Stored data:
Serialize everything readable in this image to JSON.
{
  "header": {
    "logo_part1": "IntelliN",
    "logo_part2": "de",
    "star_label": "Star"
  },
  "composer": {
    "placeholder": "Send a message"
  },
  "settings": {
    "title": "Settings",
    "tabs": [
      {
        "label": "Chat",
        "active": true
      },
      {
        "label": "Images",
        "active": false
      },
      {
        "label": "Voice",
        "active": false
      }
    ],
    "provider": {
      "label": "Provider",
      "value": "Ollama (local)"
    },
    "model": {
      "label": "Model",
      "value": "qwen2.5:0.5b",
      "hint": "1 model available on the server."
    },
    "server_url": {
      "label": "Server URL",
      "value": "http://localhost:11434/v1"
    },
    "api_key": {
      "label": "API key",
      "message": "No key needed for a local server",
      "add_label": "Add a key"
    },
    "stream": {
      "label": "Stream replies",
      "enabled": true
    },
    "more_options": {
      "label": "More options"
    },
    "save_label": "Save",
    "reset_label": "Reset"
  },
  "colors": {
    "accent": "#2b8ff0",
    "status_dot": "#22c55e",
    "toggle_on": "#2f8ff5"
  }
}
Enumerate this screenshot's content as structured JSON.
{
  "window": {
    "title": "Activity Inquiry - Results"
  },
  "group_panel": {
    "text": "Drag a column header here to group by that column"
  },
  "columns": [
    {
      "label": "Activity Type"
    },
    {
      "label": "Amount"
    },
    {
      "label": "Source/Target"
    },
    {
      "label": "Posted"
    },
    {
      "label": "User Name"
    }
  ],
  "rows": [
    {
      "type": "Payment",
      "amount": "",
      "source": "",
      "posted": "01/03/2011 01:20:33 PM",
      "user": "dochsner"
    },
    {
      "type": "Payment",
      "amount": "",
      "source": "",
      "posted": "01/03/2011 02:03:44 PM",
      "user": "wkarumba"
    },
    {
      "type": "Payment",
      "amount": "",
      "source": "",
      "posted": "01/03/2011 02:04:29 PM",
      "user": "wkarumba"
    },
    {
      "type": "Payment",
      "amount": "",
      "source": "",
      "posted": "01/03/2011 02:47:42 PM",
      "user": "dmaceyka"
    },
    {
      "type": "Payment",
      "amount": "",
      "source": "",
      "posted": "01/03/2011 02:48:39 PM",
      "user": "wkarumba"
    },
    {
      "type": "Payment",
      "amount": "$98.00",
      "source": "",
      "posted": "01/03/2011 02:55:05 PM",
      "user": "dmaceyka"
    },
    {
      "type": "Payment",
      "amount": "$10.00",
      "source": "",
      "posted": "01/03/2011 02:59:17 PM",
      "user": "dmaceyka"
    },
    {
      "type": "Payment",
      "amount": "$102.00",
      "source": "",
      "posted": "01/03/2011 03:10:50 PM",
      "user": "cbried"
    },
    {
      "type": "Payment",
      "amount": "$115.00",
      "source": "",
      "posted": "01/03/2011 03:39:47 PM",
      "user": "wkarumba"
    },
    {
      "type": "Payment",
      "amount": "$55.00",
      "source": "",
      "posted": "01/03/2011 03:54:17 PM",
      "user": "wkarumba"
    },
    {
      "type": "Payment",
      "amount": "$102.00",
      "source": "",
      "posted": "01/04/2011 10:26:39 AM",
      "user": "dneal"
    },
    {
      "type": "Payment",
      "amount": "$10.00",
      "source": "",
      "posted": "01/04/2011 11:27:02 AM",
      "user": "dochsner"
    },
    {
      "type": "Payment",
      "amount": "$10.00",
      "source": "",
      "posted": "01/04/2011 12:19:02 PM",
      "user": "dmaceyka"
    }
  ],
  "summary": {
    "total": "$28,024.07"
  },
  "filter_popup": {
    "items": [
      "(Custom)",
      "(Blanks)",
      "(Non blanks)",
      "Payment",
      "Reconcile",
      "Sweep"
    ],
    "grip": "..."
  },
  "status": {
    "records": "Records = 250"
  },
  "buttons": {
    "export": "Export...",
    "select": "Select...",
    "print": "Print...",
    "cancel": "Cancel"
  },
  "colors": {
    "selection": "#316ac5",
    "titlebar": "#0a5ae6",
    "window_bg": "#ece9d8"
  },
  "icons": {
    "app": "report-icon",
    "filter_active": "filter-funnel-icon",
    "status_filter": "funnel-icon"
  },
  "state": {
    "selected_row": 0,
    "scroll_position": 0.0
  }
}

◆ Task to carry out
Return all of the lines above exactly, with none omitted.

◆ Solved problem
Serialize everything readable in this image to JSON.
{
  "header": {
    "logo_part1": "IntelliN",
    "logo_part2": "de",
    "star_label": "Star"
  },
  "composer": {
    "placeholder": "Send a message"
  },
  "settings": {
    "title": "Settings",
    "tabs": [
      {
        "label": "Chat",
        "active": true
      },
      {
        "label": "Images",
        "active": false
      },
      {
        "label": "Voice",
        "active": false
      }
    ],
    "provider": {
      "label": "Provider",
      "value": "Ollama (local)"
    },
    "model": {
      "label": "Model",
      "value": "qwen2.5:0.5b",
      "hint": "1 model available on the server."
    },
    "server_url": {
      "label": "Server URL",
      "value": "http://localhost:11434/v1"
    },
    "api_key": {
      "label": "API key",
      "message": "No key needed for a local server",
      "add_label": "Add a key"
    },
    "stream": {
      "label": "Stream replies",
      "enabled": true
    },
    "more_options": {
      "label": "More options"
    },
    "save_label": "Save",
    "reset_label": "Reset"
  },
  "colors": {
    "accent": "#2b8ff0",
    "status_dot": "#22c55e",
    "toggle_on": "#2f8ff5"
  }
}
Enumerate this screenshot's content as structured JSON.
{
  "window": {
    "title": "Activity Inquiry - Results"
  },
  "group_panel": {
    "text": "Drag a column header here to group by that column"
  },
  "columns": [
    {
      "label": "Activity Type"
    },
    {
      "label": "Amount"
    },
    {
      "label": "Source/Target"
    },
    {
      "label": "Posted"
    },
    {
      "label": "User Name"
    }
  ],
  "rows": [
    {
      "type": "Payment",
      "amount": "",
      "source": "",
      "posted": "01/03/2011 01:20:33 PM",
      "user": "dochsner"
    },
    {
      "type": "Payment",
      "amount": "",
      "source": "",
      "posted": "01/03/2011 02:03:44 PM",
      "user": "wkarumba"
    },
    {
      "type": "Payment",
      "amount": "",
      "source": "",
      "posted": "01/03/2011 02:04:29 PM",
      "user": "wkarumba"
    },
    {
      "type": "Payment",
      "amount": "",
      "source": "",
      "posted": "01/03/2011 02:47:42 PM",
      "user": "dmaceyka"
    },
    {
      "type": "Payment",
      "amount": "",
      "source": "",
      "posted": "01/03/2011 02:48:39 PM",
      "user": "wkarumba"
    },
    {
      "type": "Payment",
      "amount": "$98.00",
      "source": "",
      "posted": "01/03/2011 02:55:05 PM",
      "user": "dmaceyka"
    },
    {
      "type": "Payment",
      "amount": "$10.00",
      "source": "",
      "posted": "01/03/2011 02:59:17 PM",
      "user": "dmaceyka"
    },
    {
      "type": "Payment",
      "amount": "$102.00",
      "source": "",
      "posted": "01/03/2011 03:10:50 PM",
      "user": "cbried"
    },
    {
      "type": "Payment",
      "amount": "$115.00",
      "source": "",
      "posted": "01/03/2011 03:39:47 PM",
      "user": "wkarumba"
    },
    {
      "type": "Payment",
      "amount": "$55.00",
      "source": "",
      "posted": "01/03/2011 03:54:17 PM",
      "user": "wkarumba"
    },
    {
      "type": "Payment",
      "amount": "$102.00",
      "source": "",
      "posted": "01/04/2011 10:26:39 AM",
      "user": "dneal"
    },
    {
      "type": "Payment",
      "amount": "$10.00",
      "source": "",
      "posted": "01/04/2011 11:27:02 AM",
      "user": "dochsner"
    },
    {
      "type": "Payment",
      "amount": "$10.00",
      "source": "",
      "posted": "01/04/2011 12:19:02 PM",
      "user": "dmaceyka"
    }
  ],
  "summary": {
    "total": "$28,024.07"
  },
  "filter_popup": {
    "items": [
      "(Custom)",
      "(Blanks)",
      "(Non blanks)",
      "Payment",
      "Reconcile",
      "Sweep"
    ],
    "grip": "..."
  },
  "status": {
    "records": "Records = 250"
  },
  "buttons": {
    "export": "Export...",
    "select": "Select...",
    "print": "Print...",
    "cancel": "Cancel"
  },
  "colors": {
    "selection": "#316ac5",
    "titlebar": "#0a5ae6",
    "window_bg": "#ece9d8"
  },
  "icons": {
    "app": "report-icon",
    "filter_active": "filter-funnel-icon",
    "status_filter": "funnel-icon"
  },
  "state": {
    "selected_row": 0,
    "scroll_position": 0.0
  }
}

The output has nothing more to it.